Assignment
Pull out every line in the data that has the string "Insurance" in it.

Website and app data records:
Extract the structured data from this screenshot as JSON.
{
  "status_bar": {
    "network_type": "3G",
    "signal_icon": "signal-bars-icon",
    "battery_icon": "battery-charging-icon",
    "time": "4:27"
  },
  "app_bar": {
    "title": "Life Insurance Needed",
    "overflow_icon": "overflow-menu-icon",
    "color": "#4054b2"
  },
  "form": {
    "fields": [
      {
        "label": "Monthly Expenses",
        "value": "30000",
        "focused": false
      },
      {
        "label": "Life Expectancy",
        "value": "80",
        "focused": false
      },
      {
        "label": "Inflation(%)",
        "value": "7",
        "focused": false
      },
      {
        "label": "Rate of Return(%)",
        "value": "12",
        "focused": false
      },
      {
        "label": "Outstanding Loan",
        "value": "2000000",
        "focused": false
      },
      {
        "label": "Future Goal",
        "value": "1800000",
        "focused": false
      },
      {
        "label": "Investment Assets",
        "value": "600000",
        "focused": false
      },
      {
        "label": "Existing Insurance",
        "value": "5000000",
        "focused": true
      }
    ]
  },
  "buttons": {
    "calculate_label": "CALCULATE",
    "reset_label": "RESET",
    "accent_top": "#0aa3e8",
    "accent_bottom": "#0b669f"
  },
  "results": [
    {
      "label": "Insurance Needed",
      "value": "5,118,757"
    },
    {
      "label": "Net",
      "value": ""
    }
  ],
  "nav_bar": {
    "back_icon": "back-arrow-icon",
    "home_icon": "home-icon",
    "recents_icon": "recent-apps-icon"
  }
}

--

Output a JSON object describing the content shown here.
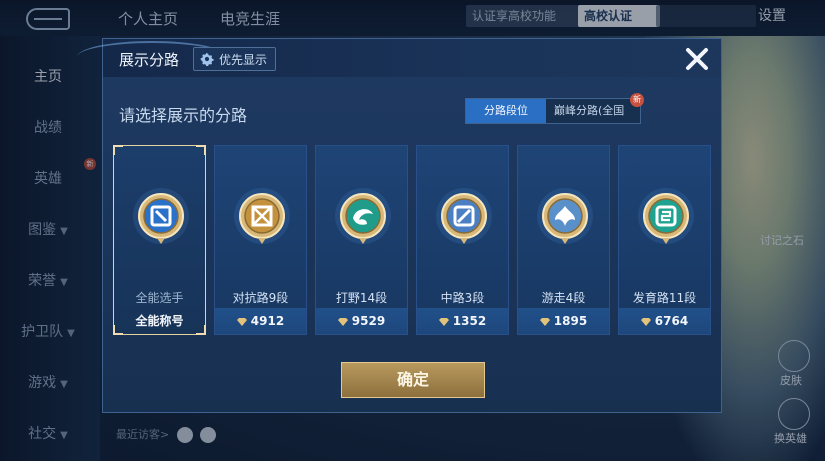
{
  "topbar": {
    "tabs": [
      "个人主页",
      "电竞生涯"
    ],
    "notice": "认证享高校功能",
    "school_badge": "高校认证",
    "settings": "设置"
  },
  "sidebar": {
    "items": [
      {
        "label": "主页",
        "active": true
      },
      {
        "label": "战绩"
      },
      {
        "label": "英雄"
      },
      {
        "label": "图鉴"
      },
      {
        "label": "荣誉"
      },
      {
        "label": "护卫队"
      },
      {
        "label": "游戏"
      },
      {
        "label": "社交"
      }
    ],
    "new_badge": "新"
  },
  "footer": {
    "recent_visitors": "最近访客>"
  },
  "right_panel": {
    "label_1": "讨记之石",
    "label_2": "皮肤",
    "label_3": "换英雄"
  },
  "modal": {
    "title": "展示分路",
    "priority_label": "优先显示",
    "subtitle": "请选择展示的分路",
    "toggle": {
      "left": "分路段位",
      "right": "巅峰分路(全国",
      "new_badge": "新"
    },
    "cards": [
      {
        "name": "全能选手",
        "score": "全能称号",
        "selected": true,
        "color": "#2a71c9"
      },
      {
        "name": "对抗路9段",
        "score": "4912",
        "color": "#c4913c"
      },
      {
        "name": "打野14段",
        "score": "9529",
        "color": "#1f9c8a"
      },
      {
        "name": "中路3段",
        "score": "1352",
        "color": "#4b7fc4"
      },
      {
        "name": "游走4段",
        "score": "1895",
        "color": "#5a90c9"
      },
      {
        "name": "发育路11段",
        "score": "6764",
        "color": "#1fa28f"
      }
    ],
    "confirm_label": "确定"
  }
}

Finished exercise
    "title": "Life Insurance Needed",
        "label": "Existing Insurance",
      "label": "Insurance Needed",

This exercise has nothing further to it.